Andrea Sartori is president of Italian producer Sartori di Verona, founded in 1898 and now one of the most significant wine companies in Veneto. He studied at Verona’s University of Economics and Commerce, attended business school in Vicenza and went on to Columbia University in New York. He then returned to Italy to put his energies into revitalising and modernising the company, including expanding its export reach. He became president in 2000. He has played an active role in a number of wine organisations, including being president of the Confederazione della Vite e del Vino, from 2004 to 2010. He was vice president of Federvini from 2005 to 2008, sat on the board of the marketing group Consorzio Italia del Vino, was a board member of CEEV (the European Committee of Wine Enterprises) that lobbies Brussels, and is on the board of Crever, the Veronese bank. He is currently the president of the Consorzio Tutela Vini Valpolicella. He has worked tirelessly to build not just his family business, but the entire Italian wine sector.
MEININGER’S: What did you learn at Columbia University that really surprised you?

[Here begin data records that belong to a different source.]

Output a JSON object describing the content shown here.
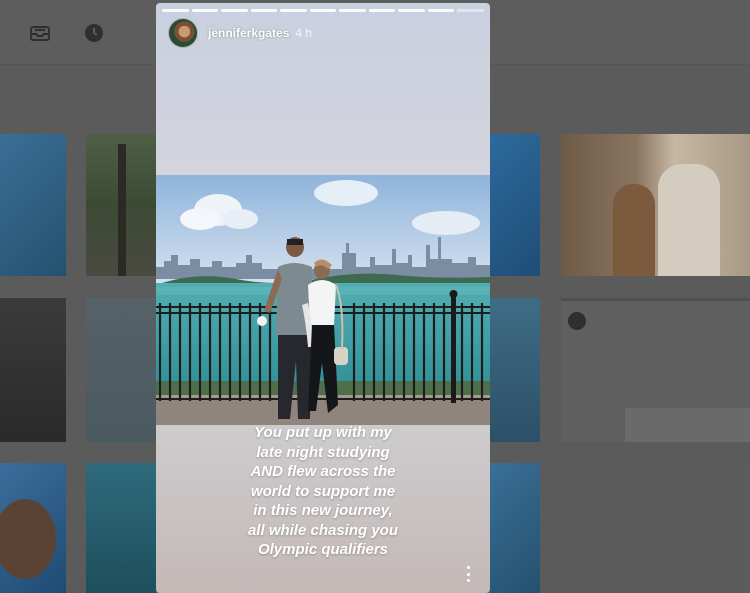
{
  "background": {
    "topbar": {
      "inbox_icon": "inbox-icon",
      "clock_icon": "clock-icon"
    }
  },
  "story": {
    "username": "jenniferkgates",
    "time": "4 h",
    "progress": {
      "segments": 11,
      "active_index": 10
    },
    "photo_alt": "",
    "caption": {
      "lines": [
        "You put up with my",
        "late night studying",
        "AND flew across the",
        "world to support me",
        "in this new journey,",
        "all while chasing you",
        "Olympic qualifiers"
      ]
    },
    "more_icon": "more-vertical-icon"
  }
}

SARTORI: The American system is based on large corporations and multinationals, which is not applicable a lot to this country because, as you know well, the average size of company in Italy is very small. Most of us are family businesses. It was a total cultural shock for me, being used to small and medium-sized company in this country.